Your Personal Investor


A new study from BMO Financial Group finds Canadians are taking more money out of their registered retirement savings plans before retirement - $17,213 on average last year compared with $15,908 the year before.

It says 30 per cent of respondents used it to fund a home purchase, 21 per cent put the cash toward living expenses and 18 per cent used it to pay down debt.

Whether that’s a good thing or a bad thing depends on your situation. If you make an early withdrawal for living expenses or paying down debt it will be taxed as income and how much tax you pay depends on which tax bracket you fall in. If you have lost your job or your income is curtailed, withdrawing from your RRSP might make sense from a tax perspective (assuming you have a choice).

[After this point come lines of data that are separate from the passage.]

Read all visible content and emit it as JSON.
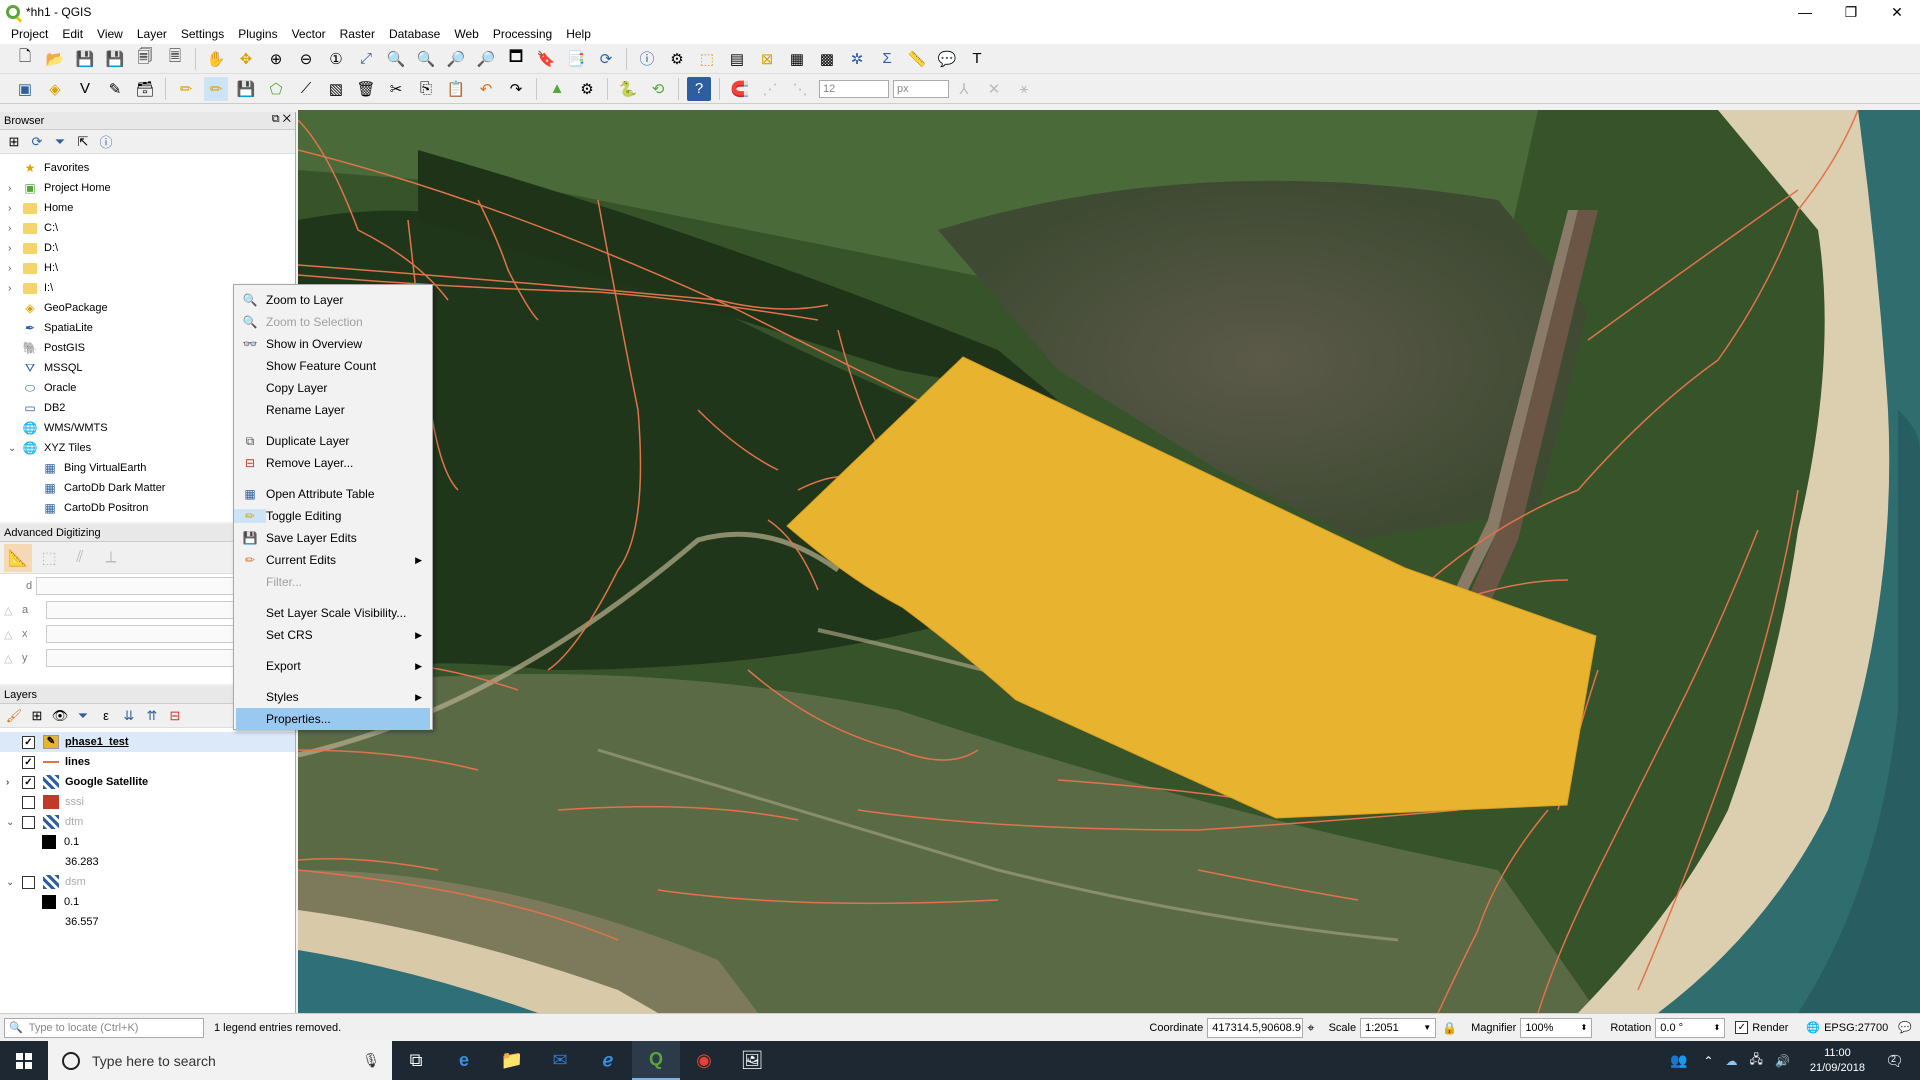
{
  "window": {
    "title": "*hh1 - QGIS",
    "minimize": "—",
    "maximize": "❐",
    "close": "✕"
  },
  "menubar": [
    "Project",
    "Edit",
    "View",
    "Layer",
    "Settings",
    "Plugins",
    "Vector",
    "Raster",
    "Database",
    "Web",
    "Processing",
    "Help"
  ],
  "toolbar2": {
    "snap_tolerance": "12",
    "snap_unit": "px"
  },
  "browser": {
    "title": "Browser",
    "items": [
      {
        "label": "Favorites",
        "icon": "star-icon"
      },
      {
        "label": "Project Home",
        "icon": "project-home-icon"
      },
      {
        "label": "Home",
        "icon": "folder-icon"
      },
      {
        "label": "C:\\",
        "icon": "folder-icon"
      },
      {
        "label": "D:\\",
        "icon": "folder-icon"
      },
      {
        "label": "H:\\",
        "icon": "folder-icon"
      },
      {
        "label": "I:\\",
        "icon": "folder-icon"
      },
      {
        "label": "GeoPackage",
        "icon": "geopackage-icon"
      },
      {
        "label": "SpatiaLite",
        "icon": "spatialite-icon"
      },
      {
        "label": "PostGIS",
        "icon": "postgis-icon"
      },
      {
        "label": "MSSQL",
        "icon": "mssql-icon"
      },
      {
        "label": "Oracle",
        "icon": "oracle-icon"
      },
      {
        "label": "DB2",
        "icon": "db2-icon"
      },
      {
        "label": "WMS/WMTS",
        "icon": "wms-icon"
      },
      {
        "label": "XYZ Tiles",
        "icon": "xyz-icon"
      }
    ],
    "xyz_children": [
      "Bing VirtualEarth",
      "CartoDb Dark Matter",
      "CartoDb Positron"
    ]
  },
  "advanced_digitizing": {
    "title": "Advanced Digitizing",
    "fields": [
      "d",
      "a",
      "x",
      "y"
    ]
  },
  "layers": {
    "title": "Layers",
    "items": [
      {
        "label": "phase1_test",
        "checked": true
      },
      {
        "label": "lines",
        "checked": true
      },
      {
        "label": "Google Satellite",
        "checked": true
      },
      {
        "label": "sssi",
        "checked": false
      },
      {
        "label": "dtm",
        "checked": false
      },
      {
        "label": "dsm",
        "checked": false
      }
    ],
    "dtm_legend": {
      "min": "0.1",
      "max": "36.283"
    },
    "dsm_legend": {
      "min": "0.1",
      "max": "36.557"
    }
  },
  "context_menu": {
    "items": [
      {
        "label": "Zoom to Layer",
        "icon": "zoom-layer-icon",
        "enabled": true
      },
      {
        "label": "Zoom to Selection",
        "icon": "zoom-selection-icon",
        "enabled": false
      },
      {
        "label": "Show in Overview",
        "icon": "overview-icon",
        "enabled": true
      },
      {
        "label": "Show Feature Count",
        "icon": "",
        "enabled": true
      },
      {
        "label": "Copy Layer",
        "icon": "",
        "enabled": true
      },
      {
        "label": "Rename Layer",
        "icon": "",
        "enabled": true
      },
      {
        "label": "Duplicate Layer",
        "icon": "duplicate-icon",
        "enabled": true
      },
      {
        "label": "Remove Layer...",
        "icon": "remove-icon",
        "enabled": true
      },
      {
        "label": "Open Attribute Table",
        "icon": "table-icon",
        "enabled": true
      },
      {
        "label": "Toggle Editing",
        "icon": "pencil-icon",
        "enabled": true
      },
      {
        "label": "Save Layer Edits",
        "icon": "save-edits-icon",
        "enabled": true
      },
      {
        "label": "Current Edits",
        "icon": "current-edits-icon",
        "enabled": true
      },
      {
        "label": "Filter...",
        "icon": "",
        "enabled": false
      },
      {
        "label": "Set Layer Scale Visibility...",
        "icon": "",
        "enabled": true
      },
      {
        "label": "Set CRS",
        "icon": "",
        "enabled": true
      },
      {
        "label": "Export",
        "icon": "",
        "enabled": true
      },
      {
        "label": "Styles",
        "icon": "",
        "enabled": true
      },
      {
        "label": "Properties...",
        "icon": "",
        "enabled": true
      }
    ]
  },
  "statusbar": {
    "locate_placeholder": "Type to locate (Ctrl+K)",
    "message": "1 legend entries removed.",
    "coordinate_label": "Coordinate",
    "coordinate_value": "417314.5,90608.9",
    "scale_label": "Scale",
    "scale_value": "1:2051",
    "magnifier_label": "Magnifier",
    "magnifier_value": "100%",
    "rotation_label": "Rotation",
    "rotation_value": "0.0 °",
    "render_label": "Render",
    "crs": "EPSG:27700"
  },
  "taskbar": {
    "search_placeholder": "Type here to search",
    "time": "11:00",
    "date": "21/09/2018",
    "notification_count": "2"
  },
  "colors": {
    "polygon_fill": "#e8b430",
    "vector_lines": "#e0734a",
    "menu_highlight": "#99c9ef"
  }
}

In any case, it’s important to know that early withdrawals from an RRSP are subject to a withholding tax. That means the CRA will take a certain amount off the top and you could get some back, or pay more, when you file your income tax (depending on your income bracket).



 $0 - $5,000 5%  10% 
$5,001 - $15,000  10%  20% 
$15,000 +  15%  30% 

Home Buyer’s Plan:

The 30 per cent of respondents who withdrew from their RRSPs likely did it under the Homebuyer’s Plan. First time home buyers can borrow up to $25,000 tax free from their RRSPs to put toward the home. Those who choose this option are given a 15-year period to pay the money back to their RRSPs. Once 15 years have elapsed, however, you will be taxed and the opportunity to replace the borrowed money is permanently lost.

Borrowing from your RRSP to buy a home could provide a bigger down payment - providing more equity in the home, and perhaps avoiding mandatory mortgage insurance.

Lifelong Learning Plan:

There are no immediate tax consequences if you borrow from your RRSP to go back to school. The maximum amount you're allowed to withdraw under the Lifelong Learning Plan is $20,000, and only $10,000 can be withdrawn each year. Repayments start 2 years after the last withdrawal or five years after the first withdrawal – whichever is first. Once your repayment begins, you will have 10 years to pay the money back to your RRSP before the opportunity to replace these funds is lost entirely.